In a joint statement with referees' body Professional Game Match Officials Limited (PGMOL) and the Premier League, the European champions regretted 'not having given more consideration before issuing a statement' on 28 October accusing the referee or racism.
Last week, England's Football Association said there was 'no case to answer' over allegations that Clattenburg, 37, had racially abused Nigerian midfielder John Obi Mikel during Chelsea's 3-2 home defeat by Manchester United.
This followed a decision by police earlier this month to end their inquiries into the incident because of a lack of evidence.
"The use of the word "regrets" in relation to the swift issue of the club's statement publicizing the allegation ... and in relation to the impact on Mark and his family, were tantamount to and accepted by Mark and the group as an apology'," said Prospect in a statement.
The union also revealed that it has now dropped its demand for Chelsea to pay compensation in light of the statement released on Tuesday.
"The club regrets not having given more consideration before issuing a statement on the evening of Sunday 28th October," it read.
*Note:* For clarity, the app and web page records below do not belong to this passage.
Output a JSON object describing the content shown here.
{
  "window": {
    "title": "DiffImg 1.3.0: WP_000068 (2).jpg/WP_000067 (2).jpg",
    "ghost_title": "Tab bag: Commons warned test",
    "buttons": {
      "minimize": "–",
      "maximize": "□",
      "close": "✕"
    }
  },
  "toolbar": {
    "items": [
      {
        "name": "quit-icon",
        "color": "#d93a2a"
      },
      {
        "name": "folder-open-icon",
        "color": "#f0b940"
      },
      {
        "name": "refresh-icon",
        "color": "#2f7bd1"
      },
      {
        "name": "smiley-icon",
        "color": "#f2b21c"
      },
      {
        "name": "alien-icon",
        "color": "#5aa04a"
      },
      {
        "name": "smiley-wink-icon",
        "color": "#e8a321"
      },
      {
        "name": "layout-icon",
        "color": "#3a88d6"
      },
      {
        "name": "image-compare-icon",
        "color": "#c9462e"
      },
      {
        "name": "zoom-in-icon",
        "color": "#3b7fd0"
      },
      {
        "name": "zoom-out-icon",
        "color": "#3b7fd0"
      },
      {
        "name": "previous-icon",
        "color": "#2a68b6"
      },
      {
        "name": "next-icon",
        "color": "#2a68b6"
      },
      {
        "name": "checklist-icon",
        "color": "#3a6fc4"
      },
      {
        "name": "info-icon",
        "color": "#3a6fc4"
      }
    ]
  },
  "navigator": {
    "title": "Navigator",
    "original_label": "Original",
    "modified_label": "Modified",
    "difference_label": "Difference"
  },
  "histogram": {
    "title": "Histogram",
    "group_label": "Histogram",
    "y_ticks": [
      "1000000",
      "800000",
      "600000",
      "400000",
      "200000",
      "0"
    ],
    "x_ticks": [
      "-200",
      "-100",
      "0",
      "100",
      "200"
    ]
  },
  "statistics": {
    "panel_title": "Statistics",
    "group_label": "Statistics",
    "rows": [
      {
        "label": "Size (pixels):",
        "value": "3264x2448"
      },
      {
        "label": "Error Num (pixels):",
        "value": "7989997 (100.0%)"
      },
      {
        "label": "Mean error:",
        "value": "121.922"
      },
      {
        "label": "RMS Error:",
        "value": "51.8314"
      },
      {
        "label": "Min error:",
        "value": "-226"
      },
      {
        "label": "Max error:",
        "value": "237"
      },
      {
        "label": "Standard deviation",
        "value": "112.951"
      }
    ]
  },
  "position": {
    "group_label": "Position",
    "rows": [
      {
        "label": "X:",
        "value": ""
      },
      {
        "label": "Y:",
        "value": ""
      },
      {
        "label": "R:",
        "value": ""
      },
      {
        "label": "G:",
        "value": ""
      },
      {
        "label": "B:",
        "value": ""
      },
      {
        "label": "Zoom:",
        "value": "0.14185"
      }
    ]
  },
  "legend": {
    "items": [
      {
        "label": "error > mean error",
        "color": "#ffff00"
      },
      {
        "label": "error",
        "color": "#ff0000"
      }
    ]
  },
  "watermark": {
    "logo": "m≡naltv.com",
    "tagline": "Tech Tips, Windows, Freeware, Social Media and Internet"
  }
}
"The club also regrets the subsequent impact the intense media scrutiny had on Mark Clattenburg and his family.
"The referees accept that, given Chelsea FC had received a good faith claim from one of their employees, the club had an obligation under FA rules to report the allegation.
"Chelsea FC made it clear they would welcome Mark Clattenburg back to Stamford Bridge in the future and PGMOL would have no issue in appointing him to a Chelsea FC match going forward.
"All parties now believe it is time to draw a line under this incident, learn from it and move on for the good of all Premier League clubs, players and match officials."
The statement followed a meeting on Monday that included Clattenburg, Chelsea chairman Bruce Buck, PGMOL general manager Mike Riley and Premier League chief executive Richard Scudamore.
The accusations arose after Chelsea midfielder Ramires claimed that the referee, who missed four weekends of Premier League matches while the FA investigated the allegations, had used racial language towards Mikel.
After being cleared by the FA last week, Clattenburg issued a statement of his own, saying: "To know you were innocent of something but that there was the opportunity for it to wreck your career was truly frightening."
Chelsea's allegations against Clattenburg came shortly after their captain John Terry had received a four-game ban following his racial abuse of Queens Park Rangers defender Anton Ferdinand in a Premier League game last year.
On Wednesday, the referee will take charge of Southampton against Norwich City as Clattenburg returns to officiating a Premier League game for the first time since the allegations arose.